The Court System

Courts

In general terms the court at which a case is tried depends on the seriousness of the offence. The majority of cases are heard in the Magistrate’s Court. If it’s an indictable-only offence such as murder or rape, the involvement of the Magistrate’s Court is minor and the case is referred to the Crown Court.

County Court

The County Court, often referred to as the ‘Small Claims Court’ deals with civil matters, such as:

  • Claims for debt repayment, including enforcing court orders and return of goods bought on credit
  • Personal Injury
  • Breach of contract concerning goods or property
  • Family issues such as divorce or adoption
  • Housing disputes, including mortgage and council rent arrears and re-possession.

Crown Court

The Crown Court deals with more serious criminal cases such as murder, rape or robbery, some of which are on appeal or referred from Magistrates’ courts. Trials are heard by a Judge and a 12 person jury. Members of the public are selected for jury service or may have to go to court as witnesses.

Magistrate’s courts

95% of cases are completed at Magistrate’s court, as well as many civil cases e.g. family matters, liquor licensing and betting and gaming. Cases are usually heard by a panel of three magistrates (Justices of the Peace) supported by a Court Clerk.
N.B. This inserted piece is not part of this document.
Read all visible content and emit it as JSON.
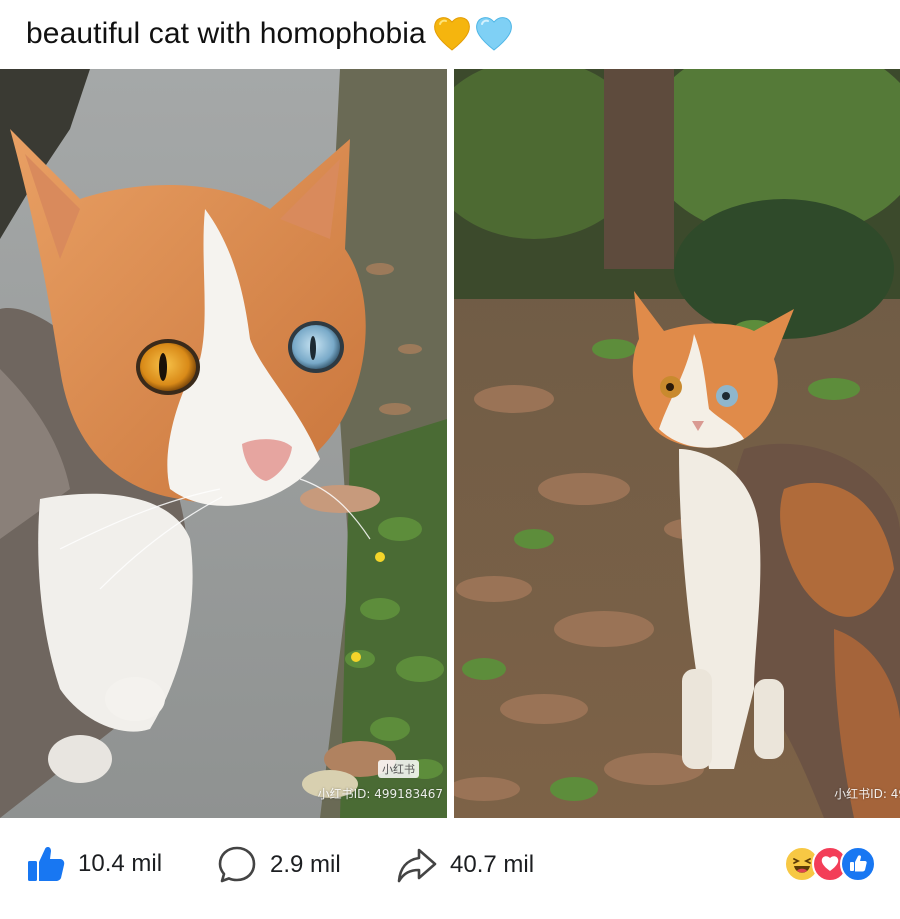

Magistrates cannot normally order sentences of imprisonment that exceed 6 months (or 12 months for consecutive sentences), or fines exceeding £5000. In cases triable either by the magistrates’ court or the Crown Court the offender may be committed by the magistrates to the Crown Court for sentencing if a more severe sentence is thought necessary.

Youth Court

10-17 year olds will usually have their case dealt with in the Youth Court.

Cases in the Youth Court will be heard by magistrates or by a District Judge. The court is not open to the general public and only those directly involved in the case will normally be allowed to attend. The press may attend court and report the proceedings

Youth Courts have a range of sentences available to them. These are designed to prevent further offending and include the making of a Detention and Training Order of up to two years.

Crown Prosecution Service

The Crown Prosecution Service (CPS) is the Government department responsible for prosecuting criminal cases investigated by the police in England and Wales. It is an independent body that works closely with the police.

As the principal prosecuting authority in England and Wales, the CPS is responsible for:

  • Advising the police on cases for possible prosecution
  • Reviewing cases submitted by the police
  • Where the decision is to prosecute, determine the charge in all but minor cases
  • Preparing cases for court
  • Presentation of cases at court.

The role of the Service is to prosecute cases firmly, fairly and effectively when there is sufficient evidence to provide a realistic prospect of conviction and when it is in the public interest to do so.

The Service plays a central role in bringing to justice perpetrators of anti-social behaviour by:

  • Prosecuting anti-social behaviour-related offences
  • Seeking ‘orders on conviction’ after a person has been convicted and sentenced for an offence and
  • Prosecuting breaches of anti-social behaviour orders.

For further information about the Crown Prosecution Service visit www.cps.gov.uk.

Probation Services

The National Probation Service aims to:

  • Protect the public
  • Reduce re-offending
  • Punish offenders in the community
  • Ensure offenders’ awareness of the effects of crime on the victims of crime and the public
  • Rehabilitate offenders.

The service supervises people who have been sentenced following breaches of criminal behaviour orders, and people with criminal behaviour orders who are being supervised for other matters.

It also finds unpaid, supervised work within local communities for those sentenced to undertake community service, which can help with graffiti removal and community clean-ups.

Youth Offending Teams

Young people are more likely to be victims of anti-social behaviour (ASB) than perpetrators of it, but when they are responsible for ASB, youth offending teams play a critical role in tackling it.

All members of Youth Offending Teams have expertise in areas relevant to the care and rehabilitation of young offenders. These may include areas such as the Police Service, Probation Service, Social Services, the Health Service, Education and Psychology.  They are overseen by the Youth Justice Board.

Youth offending teams will:

  • Assess the risk and protective factors in a young person’s life that relate to their offending behaviour to enable effective interventions to be implemented.
  • Provide support to young people on police and court bail.
  • Provide support to young people in the court setting.
  • Supervise and manage the cases of young offenders.
  • Support young people who have been released into the community from custody.

The Youth Justice Board website – http://www.justice.gov.uk/about/yjb – includes comprehensive information about youth offending teams and the youth justice system in England and Wales.